* YOUR INSTRUCTIONS *
Return every entry below word for word and leave out any picture.

* MATERIAL FOR THIS EXERCISE *
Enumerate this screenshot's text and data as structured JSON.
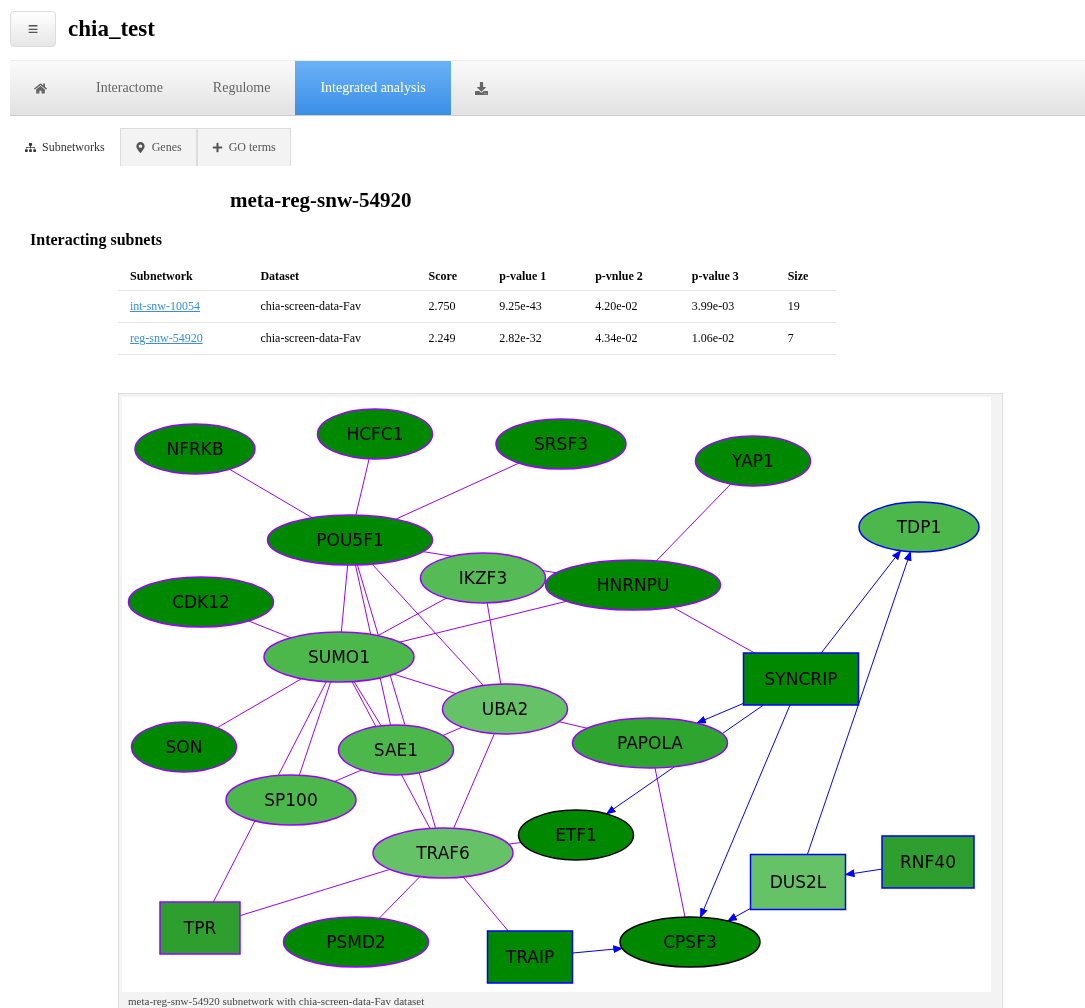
{
  "header": {
    "menu_icon": "≡",
    "title": "chia_test"
  },
  "nav_tabs": [
    {
      "kind": "home",
      "selected": false
    },
    {
      "kind": "text",
      "label": "Interactome",
      "selected": false
    },
    {
      "kind": "text",
      "label": "Regulome",
      "selected": false
    },
    {
      "kind": "text",
      "label": "Integrated analysis",
      "selected": true
    },
    {
      "kind": "download",
      "selected": false
    }
  ],
  "sub_tabs": [
    {
      "kind": "sitemap",
      "label": "Subnetworks",
      "selected": true
    },
    {
      "kind": "marker",
      "label": "Genes",
      "selected": false
    },
    {
      "kind": "plus",
      "label": "GO terms",
      "selected": false
    }
  ],
  "page_title": "meta-reg-snw-54920",
  "section_title": "Interacting subnets",
  "table": {
    "columns": [
      "Subnetwork",
      "Dataset",
      "Score",
      "p-value 1",
      "p-vnlue 2",
      "p-value 3",
      "Size"
    ],
    "rows": [
      [
        "int-snw-10054",
        "chia-screen-data-Fav",
        "2.750",
        "9.25e-43",
        "4.20e-02",
        "3.99e-03",
        "19"
      ],
      [
        "reg-snw-54920",
        "chia-screen-data-Fav",
        "2.249",
        "2.82e-32",
        "4.34e-02",
        "1.06e-02",
        "7"
      ]
    ]
  },
  "network": {
    "caption": "meta-reg-snw-54920 subnetwork with chia-screen-data-Fav dataset",
    "nodes": [
      {
        "label": "NFRKB",
        "kind": "protein",
        "color": "#008800"
      },
      {
        "label": "HCFC1",
        "kind": "protein",
        "color": "#008800"
      },
      {
        "label": "SRSF3",
        "kind": "protein",
        "color": "#008800"
      },
      {
        "label": "YAP1",
        "kind": "protein",
        "color": "#008800"
      },
      {
        "label": "TDP1",
        "kind": "target",
        "color": "#4cb84c"
      },
      {
        "label": "POU5F1",
        "kind": "protein",
        "color": "#008800"
      },
      {
        "label": "IKZF3",
        "kind": "protein",
        "color": "#55bb55"
      },
      {
        "label": "HNRNPU",
        "kind": "protein",
        "color": "#008800"
      },
      {
        "label": "CDK12",
        "kind": "protein",
        "color": "#008800"
      },
      {
        "label": "SUMO1",
        "kind": "protein",
        "color": "#4cb84c"
      },
      {
        "label": "SYNCRIP",
        "kind": "regulator",
        "color": "#008800"
      },
      {
        "label": "UBA2",
        "kind": "protein",
        "color": "#66c266"
      },
      {
        "label": "SON",
        "kind": "protein",
        "color": "#008800"
      },
      {
        "label": "SAE1",
        "kind": "protein",
        "color": "#4cb84c"
      },
      {
        "label": "PAPOLA",
        "kind": "protein",
        "color": "#2ea52e"
      },
      {
        "label": "SP100",
        "kind": "protein",
        "color": "#4cb84c"
      },
      {
        "label": "ETF1",
        "kind": "endpoint",
        "color": "#008800"
      },
      {
        "label": "TRAF6",
        "kind": "protein",
        "color": "#66c266"
      },
      {
        "label": "DUS2L",
        "kind": "regulator",
        "color": "#66c266"
      },
      {
        "label": "RNF40",
        "kind": "regulator",
        "color": "#2e9e2e"
      },
      {
        "label": "TPR",
        "kind": "anchor",
        "color": "#2e9e2e"
      },
      {
        "label": "PSMD2",
        "kind": "protein",
        "color": "#008800"
      },
      {
        "label": "TRAIP",
        "kind": "regulator",
        "color": "#008800"
      },
      {
        "label": "CPSF3",
        "kind": "endpoint",
        "color": "#008800"
      }
    ]
  }
}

* YOUR RESPONSE *
Enumerate this screenshot's text and data as structured JSON.
{
  "header": {
    "menu_icon": "≡",
    "title": "chia_test"
  },
  "nav_tabs": [
    {
      "kind": "home",
      "selected": false
    },
    {
      "kind": "text",
      "label": "Interactome",
      "selected": false
    },
    {
      "kind": "text",
      "label": "Regulome",
      "selected": false
    },
    {
      "kind": "text",
      "label": "Integrated analysis",
      "selected": true
    },
    {
      "kind": "download",
      "selected": false
    }
  ],
  "sub_tabs": [
    {
      "kind": "sitemap",
      "label": "Subnetworks",
      "selected": true
    },
    {
      "kind": "marker",
      "label": "Genes",
      "selected": false
    },
    {
      "kind": "plus",
      "label": "GO terms",
      "selected": false
    }
  ],
  "page_title": "meta-reg-snw-54920",
  "section_title": "Interacting subnets",
  "table": {
    "columns": [
      "Subnetwork",
      "Dataset",
      "Score",
      "p-value 1",
      "p-vnlue 2",
      "p-value 3",
      "Size"
    ],
    "rows": [
      [
        "int-snw-10054",
        "chia-screen-data-Fav",
        "2.750",
        "9.25e-43",
        "4.20e-02",
        "3.99e-03",
        "19"
      ],
      [
        "reg-snw-54920",
        "chia-screen-data-Fav",
        "2.249",
        "2.82e-32",
        "4.34e-02",
        "1.06e-02",
        "7"
      ]
    ]
  },
  "network": {
    "caption": "meta-reg-snw-54920 subnetwork with chia-screen-data-Fav dataset",
    "nodes": [
      {
        "label": "NFRKB",
        "kind": "protein",
        "color": "#008800"
      },
      {
        "label": "HCFC1",
        "kind": "protein",
        "color": "#008800"
      },
      {
        "label": "SRSF3",
        "kind": "protein",
        "color": "#008800"
      },
      {
        "label": "YAP1",
        "kind": "protein",
        "color": "#008800"
      },
      {
        "label": "TDP1",
        "kind": "target",
        "color": "#4cb84c"
      },
      {
        "label": "POU5F1",
        "kind": "protein",
        "color": "#008800"
      },
      {
        "label": "IKZF3",
        "kind": "protein",
        "color": "#55bb55"
      },
      {
        "label": "HNRNPU",
        "kind": "protein",
        "color": "#008800"
      },
      {
        "label": "CDK12",
        "kind": "protein",
        "color": "#008800"
      },
      {
        "label": "SUMO1",
        "kind": "protein",
        "color": "#4cb84c"
      },
      {
        "label": "SYNCRIP",
        "kind": "regulator",
        "color": "#008800"
      },
      {
        "label": "UBA2",
        "kind": "protein",
        "color": "#66c266"
      },
      {
        "label": "SON",
        "kind": "protein",
        "color": "#008800"
      },
      {
        "label": "SAE1",
        "kind": "protein",
        "color": "#4cb84c"
      },
      {
        "label": "PAPOLA",
        "kind": "protein",
        "color": "#2ea52e"
      },
      {
        "label": "SP100",
        "kind": "protein",
        "color": "#4cb84c"
      },
      {
        "label": "ETF1",
        "kind": "endpoint",
        "color": "#008800"
      },
      {
        "label": "TRAF6",
        "kind": "protein",
        "color": "#66c266"
      },
      {
        "label": "DUS2L",
        "kind": "regulator",
        "color": "#66c266"
      },
      {
        "label": "RNF40",
        "kind": "regulator",
        "color": "#2e9e2e"
      },
      {
        "label": "TPR",
        "kind": "anchor",
        "color": "#2e9e2e"
      },
      {
        "label": "PSMD2",
        "kind": "protein",
        "color": "#008800"
      },
      {
        "label": "TRAIP",
        "kind": "regulator",
        "color": "#008800"
      },
      {
        "label": "CPSF3",
        "kind": "endpoint",
        "color": "#008800"
      }
    ]
  }
}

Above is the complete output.